Then December happened. Serena cheated with an F1 who she supervised. There was an implication, however subtle, that maybe Bernie cheated as well. And, of course, we got the 2 minute breakup drill filled with bins and slippers and swings. In an episode that was marketed and said to be a celebration of love, Simon Harper, decided to end Berena.
The Holby lesbian viewership was led done a primrose path, promised the world, and then pushed off a cliff. I am still devastated and perplexed why it had to unfold the way it did.
Enter Sally Wainwright.
When Berena was chucked into the bins, comparisons were made to Kate and Caroline. At least, it was argued, Simon Harper didn’t kill Bernie. Yet, Simon Harper killed our faith in his own words. Sally Wainwright apologized for killing Kate. Some of us called for an apology from Simon Harper. We are still waiting.
Holby has burned my emotions to the point that I promised myself not get invested in a woman-loving woman relationship depicted on TV. I refused to even watch for the fear that I might care.
Enter Sally Wainwright and Gentleman Jack.
So you understand my trepidation when I started reading about Gentleman Jack.

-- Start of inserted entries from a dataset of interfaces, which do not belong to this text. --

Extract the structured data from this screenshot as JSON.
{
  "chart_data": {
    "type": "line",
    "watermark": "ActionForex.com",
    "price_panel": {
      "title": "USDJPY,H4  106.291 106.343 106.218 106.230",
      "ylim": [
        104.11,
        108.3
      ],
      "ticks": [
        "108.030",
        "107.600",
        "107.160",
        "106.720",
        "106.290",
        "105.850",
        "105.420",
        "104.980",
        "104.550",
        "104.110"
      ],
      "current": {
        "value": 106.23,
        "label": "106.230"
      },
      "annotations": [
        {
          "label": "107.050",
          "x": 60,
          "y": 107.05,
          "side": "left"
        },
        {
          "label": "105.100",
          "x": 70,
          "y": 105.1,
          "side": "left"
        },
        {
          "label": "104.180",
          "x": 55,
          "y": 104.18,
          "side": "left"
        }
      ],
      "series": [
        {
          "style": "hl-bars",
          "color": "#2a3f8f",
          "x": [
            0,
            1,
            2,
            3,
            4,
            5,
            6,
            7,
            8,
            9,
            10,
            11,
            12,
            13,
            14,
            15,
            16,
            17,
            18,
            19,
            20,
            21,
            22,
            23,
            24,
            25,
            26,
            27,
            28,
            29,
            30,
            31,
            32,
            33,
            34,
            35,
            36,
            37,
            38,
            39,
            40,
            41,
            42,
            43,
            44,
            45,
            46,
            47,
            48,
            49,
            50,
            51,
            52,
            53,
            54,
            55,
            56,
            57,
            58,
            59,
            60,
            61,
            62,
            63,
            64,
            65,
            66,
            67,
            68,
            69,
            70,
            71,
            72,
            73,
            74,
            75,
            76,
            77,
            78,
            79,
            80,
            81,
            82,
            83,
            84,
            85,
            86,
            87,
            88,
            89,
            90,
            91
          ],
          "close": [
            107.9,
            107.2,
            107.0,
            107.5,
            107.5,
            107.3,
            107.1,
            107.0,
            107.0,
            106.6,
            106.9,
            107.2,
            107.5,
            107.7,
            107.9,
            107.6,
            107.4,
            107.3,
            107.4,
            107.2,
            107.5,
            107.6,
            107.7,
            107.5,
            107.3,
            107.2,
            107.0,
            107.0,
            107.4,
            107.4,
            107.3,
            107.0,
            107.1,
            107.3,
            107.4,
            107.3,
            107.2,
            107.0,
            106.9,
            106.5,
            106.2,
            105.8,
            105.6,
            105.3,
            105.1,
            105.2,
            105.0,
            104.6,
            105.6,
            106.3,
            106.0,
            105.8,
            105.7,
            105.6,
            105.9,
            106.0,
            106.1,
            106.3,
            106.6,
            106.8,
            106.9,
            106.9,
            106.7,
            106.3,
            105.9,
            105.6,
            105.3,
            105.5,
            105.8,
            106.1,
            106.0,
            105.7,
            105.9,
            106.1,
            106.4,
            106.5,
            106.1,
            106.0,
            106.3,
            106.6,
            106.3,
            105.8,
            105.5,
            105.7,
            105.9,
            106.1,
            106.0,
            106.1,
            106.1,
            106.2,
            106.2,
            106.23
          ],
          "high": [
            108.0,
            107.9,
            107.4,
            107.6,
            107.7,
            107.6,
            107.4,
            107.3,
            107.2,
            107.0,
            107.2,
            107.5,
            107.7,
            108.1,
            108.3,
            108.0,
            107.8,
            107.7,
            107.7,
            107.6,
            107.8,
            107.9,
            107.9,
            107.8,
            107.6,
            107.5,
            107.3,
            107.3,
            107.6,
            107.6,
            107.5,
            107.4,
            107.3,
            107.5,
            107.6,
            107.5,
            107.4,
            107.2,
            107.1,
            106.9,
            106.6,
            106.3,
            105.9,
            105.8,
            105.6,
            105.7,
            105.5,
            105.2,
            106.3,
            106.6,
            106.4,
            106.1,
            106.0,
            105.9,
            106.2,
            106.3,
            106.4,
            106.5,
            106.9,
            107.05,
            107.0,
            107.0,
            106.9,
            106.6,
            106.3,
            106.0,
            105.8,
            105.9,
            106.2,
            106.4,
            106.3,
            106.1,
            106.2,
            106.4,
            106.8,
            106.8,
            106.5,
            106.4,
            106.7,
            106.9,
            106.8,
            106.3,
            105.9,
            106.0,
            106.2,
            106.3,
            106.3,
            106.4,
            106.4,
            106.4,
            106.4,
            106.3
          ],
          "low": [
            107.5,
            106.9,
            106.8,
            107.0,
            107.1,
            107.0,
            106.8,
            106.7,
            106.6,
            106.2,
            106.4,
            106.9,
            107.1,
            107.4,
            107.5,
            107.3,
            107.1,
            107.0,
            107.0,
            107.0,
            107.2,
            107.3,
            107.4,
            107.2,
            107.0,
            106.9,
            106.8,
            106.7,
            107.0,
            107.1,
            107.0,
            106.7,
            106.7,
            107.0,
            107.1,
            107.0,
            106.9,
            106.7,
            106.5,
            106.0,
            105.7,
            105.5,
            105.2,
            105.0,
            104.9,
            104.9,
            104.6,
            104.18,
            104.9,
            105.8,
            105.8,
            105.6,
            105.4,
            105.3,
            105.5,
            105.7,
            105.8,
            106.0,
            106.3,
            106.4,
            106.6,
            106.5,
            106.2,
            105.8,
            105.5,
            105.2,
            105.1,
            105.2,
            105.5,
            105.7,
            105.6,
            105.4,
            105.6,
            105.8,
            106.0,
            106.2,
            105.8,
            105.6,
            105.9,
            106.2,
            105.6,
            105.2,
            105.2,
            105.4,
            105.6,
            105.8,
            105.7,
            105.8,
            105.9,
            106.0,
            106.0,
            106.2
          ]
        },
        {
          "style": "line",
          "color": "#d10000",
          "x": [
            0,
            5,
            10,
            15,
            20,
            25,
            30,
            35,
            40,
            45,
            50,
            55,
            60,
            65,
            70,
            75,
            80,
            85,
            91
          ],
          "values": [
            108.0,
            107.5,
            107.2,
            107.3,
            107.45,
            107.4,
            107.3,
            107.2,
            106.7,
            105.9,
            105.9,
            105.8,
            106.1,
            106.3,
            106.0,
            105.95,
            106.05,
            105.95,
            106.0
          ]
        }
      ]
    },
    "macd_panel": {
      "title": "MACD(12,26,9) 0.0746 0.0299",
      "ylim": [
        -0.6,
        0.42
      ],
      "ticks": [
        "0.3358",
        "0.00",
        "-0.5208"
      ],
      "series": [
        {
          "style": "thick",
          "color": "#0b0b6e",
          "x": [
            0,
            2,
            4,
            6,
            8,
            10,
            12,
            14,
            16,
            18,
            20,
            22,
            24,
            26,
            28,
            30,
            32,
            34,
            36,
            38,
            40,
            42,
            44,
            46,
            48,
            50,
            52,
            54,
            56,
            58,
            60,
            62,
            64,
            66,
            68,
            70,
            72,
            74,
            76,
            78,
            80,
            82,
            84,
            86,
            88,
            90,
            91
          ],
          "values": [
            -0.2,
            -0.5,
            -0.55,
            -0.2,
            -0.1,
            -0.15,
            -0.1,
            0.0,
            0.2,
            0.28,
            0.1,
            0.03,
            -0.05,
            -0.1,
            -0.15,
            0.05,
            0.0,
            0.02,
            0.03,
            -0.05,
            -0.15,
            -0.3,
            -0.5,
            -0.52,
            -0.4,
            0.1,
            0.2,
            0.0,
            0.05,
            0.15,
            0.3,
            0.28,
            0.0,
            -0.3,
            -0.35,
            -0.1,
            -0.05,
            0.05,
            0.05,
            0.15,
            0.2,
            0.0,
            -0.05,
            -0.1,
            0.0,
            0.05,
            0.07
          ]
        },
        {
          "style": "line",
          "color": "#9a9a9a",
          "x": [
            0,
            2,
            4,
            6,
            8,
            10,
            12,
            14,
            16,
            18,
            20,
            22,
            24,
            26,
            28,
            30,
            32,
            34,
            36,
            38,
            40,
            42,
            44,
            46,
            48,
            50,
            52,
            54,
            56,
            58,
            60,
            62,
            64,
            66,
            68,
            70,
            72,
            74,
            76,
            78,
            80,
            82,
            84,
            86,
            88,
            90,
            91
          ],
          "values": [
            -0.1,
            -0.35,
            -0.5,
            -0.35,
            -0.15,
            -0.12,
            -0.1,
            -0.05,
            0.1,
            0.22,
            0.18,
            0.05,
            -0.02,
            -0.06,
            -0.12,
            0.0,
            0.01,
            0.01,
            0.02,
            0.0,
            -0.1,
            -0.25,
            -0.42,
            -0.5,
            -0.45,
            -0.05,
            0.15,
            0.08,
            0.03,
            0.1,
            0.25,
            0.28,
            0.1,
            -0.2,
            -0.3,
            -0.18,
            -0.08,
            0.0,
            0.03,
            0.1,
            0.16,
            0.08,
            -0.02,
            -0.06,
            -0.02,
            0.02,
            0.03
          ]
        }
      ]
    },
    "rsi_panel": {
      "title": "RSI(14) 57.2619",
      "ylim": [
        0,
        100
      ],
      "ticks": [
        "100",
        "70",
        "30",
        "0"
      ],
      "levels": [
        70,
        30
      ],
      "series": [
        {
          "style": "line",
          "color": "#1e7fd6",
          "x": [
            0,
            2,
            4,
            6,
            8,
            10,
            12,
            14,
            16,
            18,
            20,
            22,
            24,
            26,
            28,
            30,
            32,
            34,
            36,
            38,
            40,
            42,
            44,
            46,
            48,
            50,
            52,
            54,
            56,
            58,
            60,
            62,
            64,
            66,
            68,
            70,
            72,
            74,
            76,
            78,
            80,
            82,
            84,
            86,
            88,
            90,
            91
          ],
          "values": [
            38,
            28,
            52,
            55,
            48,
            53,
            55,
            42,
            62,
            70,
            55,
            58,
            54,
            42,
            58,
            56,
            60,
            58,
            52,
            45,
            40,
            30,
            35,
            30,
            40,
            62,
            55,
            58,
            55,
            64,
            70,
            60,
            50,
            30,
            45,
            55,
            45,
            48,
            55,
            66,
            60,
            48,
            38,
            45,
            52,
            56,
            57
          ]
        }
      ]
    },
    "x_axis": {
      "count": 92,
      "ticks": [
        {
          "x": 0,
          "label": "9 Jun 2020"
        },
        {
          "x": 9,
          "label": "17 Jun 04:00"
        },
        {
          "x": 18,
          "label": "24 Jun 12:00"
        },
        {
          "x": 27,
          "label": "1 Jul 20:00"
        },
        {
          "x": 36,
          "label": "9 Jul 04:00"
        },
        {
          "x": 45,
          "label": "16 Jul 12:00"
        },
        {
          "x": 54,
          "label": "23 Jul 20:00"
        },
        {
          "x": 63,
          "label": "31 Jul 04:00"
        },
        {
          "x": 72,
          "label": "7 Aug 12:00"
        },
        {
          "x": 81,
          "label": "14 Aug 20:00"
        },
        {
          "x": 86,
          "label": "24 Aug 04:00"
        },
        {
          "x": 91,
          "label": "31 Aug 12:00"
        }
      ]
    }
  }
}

I read about Anne Lister’s story and how Sally Wainwright and Anne Choma (who authored the companion book to the HBO series) meticulously researched Anne Lister’s story and gave each element of the story the attention and tenderness it deserved.
From the opening of Gentleman Jack, where Anne is dressing and the camera zooms in to her hands as she ties her vest to the lively music that accompanies it, to Anne Lister turning to the audience when she wants to confide in us, to the way she walks with strength and dignity, to the set that is bright and lively, to the final song by O’Hooley & Tidow accompanying the final credits, Gentleman Jack is a celebration.
It exemplifies how a lesbian relationship should be represented and portrayed on TV. When programmers put the time and effort and are truly invested in representing a lesbian relationship in a respectful yet provocative manner, viewers are given a magnificent tour de force. Simply put, a masterpiece.
There is so much more to say about Gentleman Jack but I don’t want to spoil it for my mates across the pond who are just able to view it.
But what I will say, Gentleman Jack has put Berena and Holby and Simon Harper in perspective for me. Holby and Simon Harper could never match the creativity and vision of Sally Wainwright. Even with killing Kate on Halifax, Sally Wainwright gave us a sensual intimacy between Kate and Caroline that Simon Harper could not deliver with Serena and Bernie. I truly and fundamentally believe that the acting abilities of, and the bond, between Catherine Russell and Jemma Redgrave made Berena more than what the producers and directors ever intended Berena to be.
I am not over the Berena breakup and still hope that they will have their eternity, but I will not invest my time to see if they get there. I’ve been spoiled by Gentleman Jack. I expect something so much better now. I deserve something better now. We all do.